I bought low, sold high, and still lost a small fortune, yet I made out like a bandit compared with the people who bought my home, who were stuck with even higher monthly payments, taxes, property insurance, title insurance, and utilities, yet now own a home that is worth less than half what they paid for it. Ouch! That is very bad news for them, but if they could sell (or just walk away from their mortgage), the good news is that they could buy a comparable home for less than half what they paid for that one. That means significantly lower monthly payments, taxes, and insurance.
The morality of walking away from your mortgage

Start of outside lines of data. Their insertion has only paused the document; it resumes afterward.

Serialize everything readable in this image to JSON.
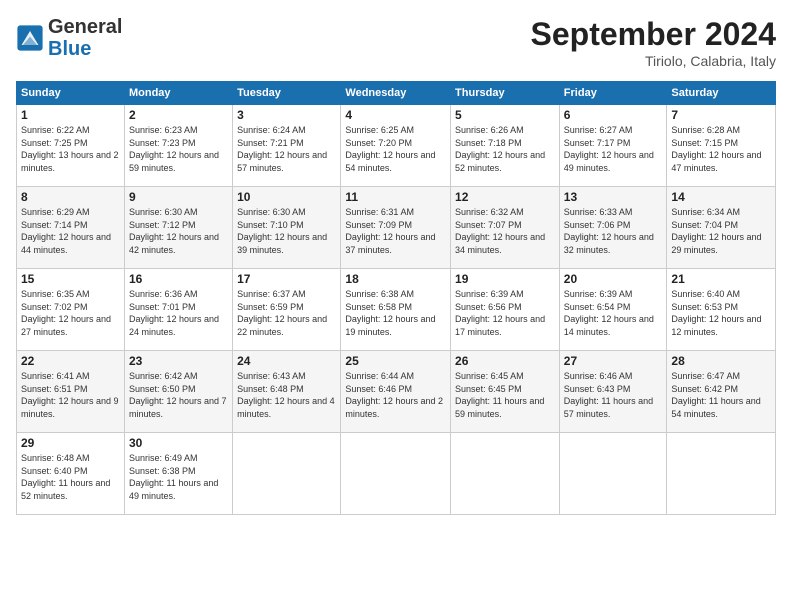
{
  "header": {
    "logo_general": "General",
    "logo_blue": "Blue",
    "month_title": "September 2024",
    "location": "Tiriolo, Calabria, Italy"
  },
  "weekdays": [
    "Sunday",
    "Monday",
    "Tuesday",
    "Wednesday",
    "Thursday",
    "Friday",
    "Saturday"
  ],
  "weeks": [
    [
      {
        "day": "1",
        "sunrise": "Sunrise: 6:22 AM",
        "sunset": "Sunset: 7:25 PM",
        "daylight": "Daylight: 13 hours and 2 minutes."
      },
      {
        "day": "2",
        "sunrise": "Sunrise: 6:23 AM",
        "sunset": "Sunset: 7:23 PM",
        "daylight": "Daylight: 12 hours and 59 minutes."
      },
      {
        "day": "3",
        "sunrise": "Sunrise: 6:24 AM",
        "sunset": "Sunset: 7:21 PM",
        "daylight": "Daylight: 12 hours and 57 minutes."
      },
      {
        "day": "4",
        "sunrise": "Sunrise: 6:25 AM",
        "sunset": "Sunset: 7:20 PM",
        "daylight": "Daylight: 12 hours and 54 minutes."
      },
      {
        "day": "5",
        "sunrise": "Sunrise: 6:26 AM",
        "sunset": "Sunset: 7:18 PM",
        "daylight": "Daylight: 12 hours and 52 minutes."
      },
      {
        "day": "6",
        "sunrise": "Sunrise: 6:27 AM",
        "sunset": "Sunset: 7:17 PM",
        "daylight": "Daylight: 12 hours and 49 minutes."
      },
      {
        "day": "7",
        "sunrise": "Sunrise: 6:28 AM",
        "sunset": "Sunset: 7:15 PM",
        "daylight": "Daylight: 12 hours and 47 minutes."
      }
    ],
    [
      {
        "day": "8",
        "sunrise": "Sunrise: 6:29 AM",
        "sunset": "Sunset: 7:14 PM",
        "daylight": "Daylight: 12 hours and 44 minutes."
      },
      {
        "day": "9",
        "sunrise": "Sunrise: 6:30 AM",
        "sunset": "Sunset: 7:12 PM",
        "daylight": "Daylight: 12 hours and 42 minutes."
      },
      {
        "day": "10",
        "sunrise": "Sunrise: 6:30 AM",
        "sunset": "Sunset: 7:10 PM",
        "daylight": "Daylight: 12 hours and 39 minutes."
      },
      {
        "day": "11",
        "sunrise": "Sunrise: 6:31 AM",
        "sunset": "Sunset: 7:09 PM",
        "daylight": "Daylight: 12 hours and 37 minutes."
      },
      {
        "day": "12",
        "sunrise": "Sunrise: 6:32 AM",
        "sunset": "Sunset: 7:07 PM",
        "daylight": "Daylight: 12 hours and 34 minutes."
      },
      {
        "day": "13",
        "sunrise": "Sunrise: 6:33 AM",
        "sunset": "Sunset: 7:06 PM",
        "daylight": "Daylight: 12 hours and 32 minutes."
      },
      {
        "day": "14",
        "sunrise": "Sunrise: 6:34 AM",
        "sunset": "Sunset: 7:04 PM",
        "daylight": "Daylight: 12 hours and 29 minutes."
      }
    ],
    [
      {
        "day": "15",
        "sunrise": "Sunrise: 6:35 AM",
        "sunset": "Sunset: 7:02 PM",
        "daylight": "Daylight: 12 hours and 27 minutes."
      },
      {
        "day": "16",
        "sunrise": "Sunrise: 6:36 AM",
        "sunset": "Sunset: 7:01 PM",
        "daylight": "Daylight: 12 hours and 24 minutes."
      },
      {
        "day": "17",
        "sunrise": "Sunrise: 6:37 AM",
        "sunset": "Sunset: 6:59 PM",
        "daylight": "Daylight: 12 hours and 22 minutes."
      },
      {
        "day": "18",
        "sunrise": "Sunrise: 6:38 AM",
        "sunset": "Sunset: 6:58 PM",
        "daylight": "Daylight: 12 hours and 19 minutes."
      },
      {
        "day": "19",
        "sunrise": "Sunrise: 6:39 AM",
        "sunset": "Sunset: 6:56 PM",
        "daylight": "Daylight: 12 hours and 17 minutes."
      },
      {
        "day": "20",
        "sunrise": "Sunrise: 6:39 AM",
        "sunset": "Sunset: 6:54 PM",
        "daylight": "Daylight: 12 hours and 14 minutes."
      },
      {
        "day": "21",
        "sunrise": "Sunrise: 6:40 AM",
        "sunset": "Sunset: 6:53 PM",
        "daylight": "Daylight: 12 hours and 12 minutes."
      }
    ],
    [
      {
        "day": "22",
        "sunrise": "Sunrise: 6:41 AM",
        "sunset": "Sunset: 6:51 PM",
        "daylight": "Daylight: 12 hours and 9 minutes."
      },
      {
        "day": "23",
        "sunrise": "Sunrise: 6:42 AM",
        "sunset": "Sunset: 6:50 PM",
        "daylight": "Daylight: 12 hours and 7 minutes."
      },
      {
        "day": "24",
        "sunrise": "Sunrise: 6:43 AM",
        "sunset": "Sunset: 6:48 PM",
        "daylight": "Daylight: 12 hours and 4 minutes."
      },
      {
        "day": "25",
        "sunrise": "Sunrise: 6:44 AM",
        "sunset": "Sunset: 6:46 PM",
        "daylight": "Daylight: 12 hours and 2 minutes."
      },
      {
        "day": "26",
        "sunrise": "Sunrise: 6:45 AM",
        "sunset": "Sunset: 6:45 PM",
        "daylight": "Daylight: 11 hours and 59 minutes."
      },
      {
        "day": "27",
        "sunrise": "Sunrise: 6:46 AM",
        "sunset": "Sunset: 6:43 PM",
        "daylight": "Daylight: 11 hours and 57 minutes."
      },
      {
        "day": "28",
        "sunrise": "Sunrise: 6:47 AM",
        "sunset": "Sunset: 6:42 PM",
        "daylight": "Daylight: 11 hours and 54 minutes."
      }
    ],
    [
      {
        "day": "29",
        "sunrise": "Sunrise: 6:48 AM",
        "sunset": "Sunset: 6:40 PM",
        "daylight": "Daylight: 11 hours and 52 minutes."
      },
      {
        "day": "30",
        "sunrise": "Sunrise: 6:49 AM",
        "sunset": "Sunset: 6:38 PM",
        "daylight": "Daylight: 11 hours and 49 minutes."
      },
      null,
      null,
      null,
      null,
      null
    ]
  ]
}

A scholar of behavioral economics and the law said, “Wall Street gets to maximize profits and minimize losses irrespective of concerns about morality, while Main Street is told to keep their promises.”

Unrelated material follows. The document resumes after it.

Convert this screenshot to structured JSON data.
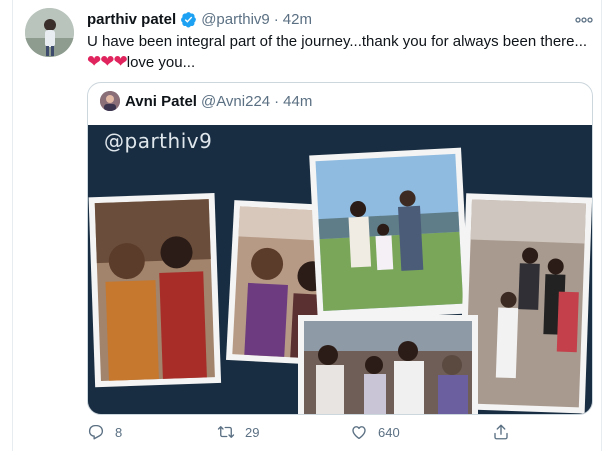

What would happen if home prices really fell?
If home prices fell precipitously (say, the average home cost $5000), almost everyone could live where they wanted: perhaps closer to work, perhaps in an area of breathtaking natural beauty, or perhaps in a warmer region during the winter. Taxes, insurance, and the myriad other expenses of home ownership would magnify the savings so most people could work much less without compromising their lifestyles.

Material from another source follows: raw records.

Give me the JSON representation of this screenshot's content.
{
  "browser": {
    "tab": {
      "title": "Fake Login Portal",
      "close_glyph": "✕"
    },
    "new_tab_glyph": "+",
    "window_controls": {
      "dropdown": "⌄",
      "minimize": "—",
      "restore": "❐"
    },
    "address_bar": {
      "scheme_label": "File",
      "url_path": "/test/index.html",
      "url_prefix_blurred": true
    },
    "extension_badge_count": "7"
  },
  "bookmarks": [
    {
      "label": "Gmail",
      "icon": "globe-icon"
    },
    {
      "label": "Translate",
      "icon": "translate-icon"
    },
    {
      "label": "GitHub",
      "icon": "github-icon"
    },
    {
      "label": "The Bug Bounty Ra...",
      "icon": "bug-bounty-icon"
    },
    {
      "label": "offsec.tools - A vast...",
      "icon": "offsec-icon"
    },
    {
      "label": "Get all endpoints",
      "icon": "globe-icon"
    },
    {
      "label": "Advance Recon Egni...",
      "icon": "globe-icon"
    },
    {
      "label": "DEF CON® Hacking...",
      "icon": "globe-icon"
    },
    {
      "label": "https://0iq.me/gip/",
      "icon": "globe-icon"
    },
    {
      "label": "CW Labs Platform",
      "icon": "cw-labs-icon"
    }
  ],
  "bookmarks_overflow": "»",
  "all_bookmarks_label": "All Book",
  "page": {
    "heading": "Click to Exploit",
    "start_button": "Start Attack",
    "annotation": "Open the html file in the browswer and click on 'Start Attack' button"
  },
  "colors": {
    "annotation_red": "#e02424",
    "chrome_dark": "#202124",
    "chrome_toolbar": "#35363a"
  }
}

How about living in this home? :-)
Realistically, home prices will likely always be so high they will remain the major stumbling block that stands between people and their desire to live good lives without working like slaves. Is there a way to avoid this impediment that doesn't require pixie dust or winning the lottery?
Yes. As I proved in Microhome Living, even in good times, the economics of traditional home ownership are such that buying a home is equivalent to putting a chain around your ankle and dooming yourself to spend much more of your life working than having fun. In our eagerness to acquire stuff, we often sentence ourselves to lives in which we have little free time to enjoy those things, not to mention what is even more important: our friends and families.
Every great crisis is potentially a great opportunity to rethink if we're on the right track, but too many folks are too eager to have everything return to the way it was a few years ago. My advice is to read my Microhome Living book, then put your feet up and really think about the lifestyle that would make you happiest.
Selling a microhome that you built is almost guaranteed to reap a true profit (not an illusory one), so for the millions of people out of work, wondering what to do, I suggest thinking outside the box. Owning a microhome triggers savings that snowball, yielding surprising benefits.
You can work your fingers to the bone as most people do, but will that truly make you happy? I live near an upscale yuppie town filled with lots of stuff and many homes that make McMansions seem shabby, yet when I go to town, I rarely see people smiling or looking happy and content, nor did I see any more joy before the bubble burst.
I discovered various ways to naturally boost happiness. Coupled with my microhome living concept, people could have more fun than they ever imagined. Why not break free from the lifestyle inertia set down by prior generations that set out a path that leads few people to where they want to go? Why not instead think for yourself?